The freezing of the auction-rate securities market — and the resulting regulatory response — is fast becoming the crisis of the day for large global financial-services companies.
In just the past few days, a number of banking giants blinked first in their showdowns with regulators and agreed to plunk down fines and huge sums to buy back the securities from investors who wrongly thought they were buying liquid, very short-term investments.
Late Friday the Securities and Exchange Commission announced that UBS Securities LLC and UBS Financial Services Inc. agreed in a settlement to repurchase more than $21.5 billion in auction-rate securities from UBS customers, make no-cost loans to UBS customers until the bank is able to liquidate their ARS holdings, and submit any customer claims for damages to arbitration under the oversight of the Financial Industry Regulatory Authority.
Late Thursday Merrill Lynch said that beginning January 15, 2009, it will buy, at par, ARS that it sold to its retail clients.

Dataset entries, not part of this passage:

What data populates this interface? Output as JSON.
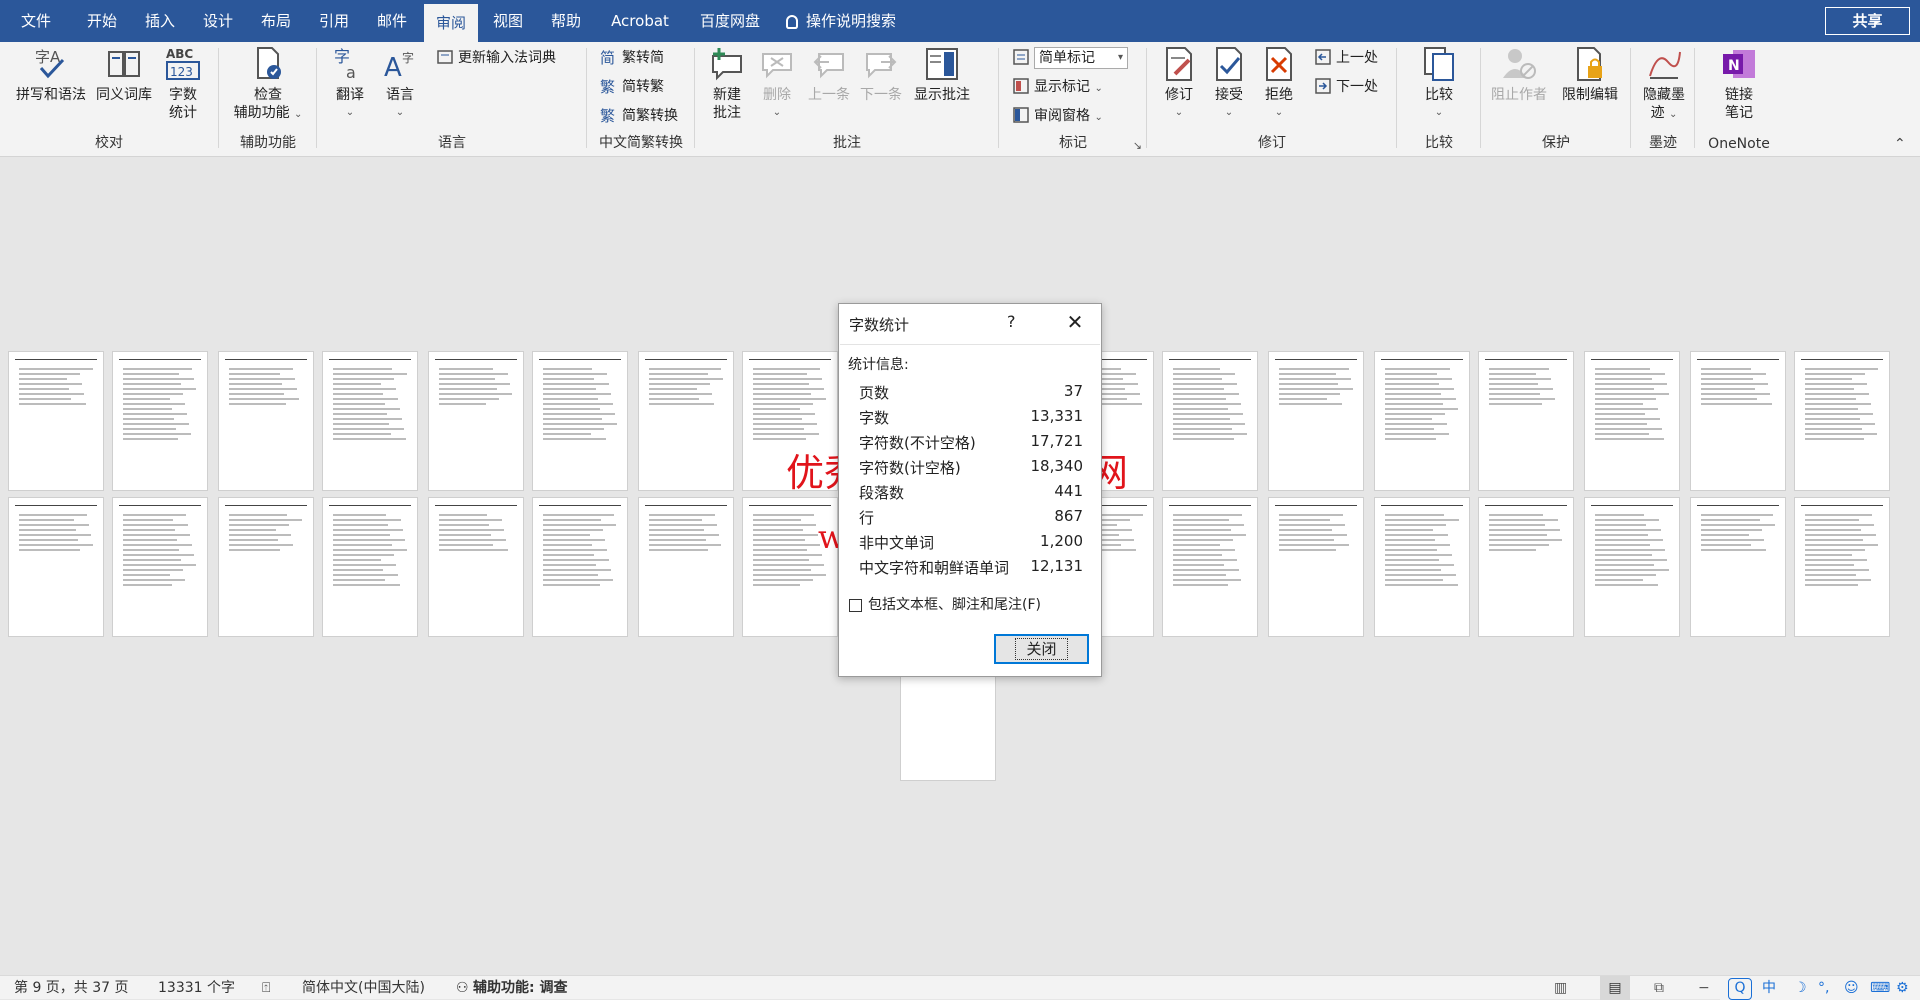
{
  "tabs": [
    "文件",
    "开始",
    "插入",
    "设计",
    "布局",
    "引用",
    "邮件",
    "审阅",
    "视图",
    "帮助",
    "Acrobat",
    "百度网盘"
  ],
  "active_tab": "审阅",
  "tell_me": "操作说明搜索",
  "share": "共享",
  "ribbon": {
    "proofing": {
      "spell": "拼写和语法",
      "thesaurus": "同义词库",
      "wordcount_line1": "字数",
      "wordcount_line2": "统计",
      "group": "校对",
      "abc": "ABC",
      "n123": "123"
    },
    "accessibility": {
      "check_line1": "检查",
      "check_line2": "辅助功能",
      "group": "辅助功能"
    },
    "language": {
      "translate": "翻译",
      "language": "语言",
      "update_ime": "更新输入法词典",
      "group": "语言"
    },
    "chinese": {
      "to_trad": "繁转简",
      "to_simp": "简转繁",
      "convert": "简繁转换",
      "group": "中文简繁转换"
    },
    "comments": {
      "new_line1": "新建",
      "new_line2": "批注",
      "delete": "删除",
      "prev": "上一条",
      "next": "下一条",
      "show": "显示批注",
      "group": "批注"
    },
    "tracking": {
      "markup_select": "简单标记",
      "show_markup": "显示标记",
      "review_pane": "审阅窗格",
      "group": "标记"
    },
    "changes": {
      "track": "修订",
      "accept": "接受",
      "reject": "拒绝",
      "prev": "上一处",
      "next": "下一处",
      "group": "修订"
    },
    "compare": {
      "compare": "比较",
      "group": "比较"
    },
    "protect": {
      "block": "阻止作者",
      "restrict": "限制编辑",
      "group": "保护"
    },
    "ink": {
      "hide_line1": "隐藏墨",
      "hide_line2": "迹",
      "group": "墨迹"
    },
    "onenote": {
      "link_line1": "链接",
      "link_line2": "笔记",
      "group": "OneNote"
    }
  },
  "dialog": {
    "title": "字数统计",
    "help": "?",
    "section": "统计信息:",
    "stats": [
      {
        "label": "页数",
        "value": "37"
      },
      {
        "label": "字数",
        "value": "13,331"
      },
      {
        "label": "字符数(不计空格)",
        "value": "17,721"
      },
      {
        "label": "字符数(计空格)",
        "value": "18,340"
      },
      {
        "label": "段落数",
        "value": "441"
      },
      {
        "label": "行",
        "value": "867"
      },
      {
        "label": "非中文单词",
        "value": "1,200"
      },
      {
        "label": "中文字符和朝鲜语单词",
        "value": "12,131"
      }
    ],
    "checkbox": "包括文本框、脚注和尾注(F)",
    "close_button": "关闭"
  },
  "watermark": {
    "line1": "优秀毕业设计资源网",
    "line2": "www.keyicad.cn"
  },
  "status": {
    "page": "第 9 页，共 37 页",
    "words": "13331 个字",
    "language": "简体中文(中国大陆)",
    "accessibility": "辅助功能: 调查"
  },
  "tray": {
    "lang": "中",
    "moon": "☽",
    "dots": "°,",
    "smile": "☺",
    "gear": "⚙"
  },
  "colors": {
    "accent": "#2b579a",
    "watermark": "#e1141b",
    "focus": "#0078d7"
  }
}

Merrill said these clients currently hold an estimated $12 billion in ARS. It expects this sum to be reduced to under $10 billion by January 2009 as a result of issuer redemptions.
“Our clients have been caught in an unprecedented liquidity crisis,” said John A. Thain, chairman and chief executive officer. “We are solving it by giving them the option of selling their positions to us.”
In addition, Citigroup has agreed to buy $7.3 billion of debt from individual investors, pledged to help 2,600 institutional customers unload $12 billion of securities, and said it will pay $100 million in fines.
Bank of America Corp. analyst Jeffrey Rosenberg estimates that banks that purchase the auction-rate debt may have to write it down by a total of $4 billion, according to Bloomberg.
Meanwhile, Bank of America itself has said two subsidiaries have received subpoenas and requests for information from various state and federal governmental agencies regarding ARS. In the same regulatory filing, the financial-services giant said that beginning in April 2008, the corporation and Bank of America NA received subpoenas, interrogatories, and/or civil investigative demands from the attorneys general of a number of states requesting documents and information regarding municipal derivatives transactions from 1992 through the present.
The corporation and Bank of America NA are cooperating with the state attorneys general, it added in the filing.
Likewise, Bank of New York Mellon Corp. revealed in its quarterly report on Friday that the SEC is probing its ARS transactions. In the report filed with the agency, the New York–based company said it told the SEC that its Mellon Financial Markets LLC unit placed orders on behalf of issuers to purchase their own ARS. Bank of New York said it is cooperating with the SEC investigation.
Clients are also suing the financial giants. For example, STMicroelectronics NV, Europe’s largest computer-chip maker, has sued Credit Suisse for allegedly placing $450 million of its cash into ARS without authorization, according to Reuters.
“At least a dozen other multinational corporations are victims of the same scheme carried out by the same group of brokers and directors at Credit Suisse Securities and furthered by Credit Suisse,” STMicro reportedly claimed in its lawsuit.
According to Reuters, STMicro said it believed more than $2 billion of these clients’ money ended up invested in ARS.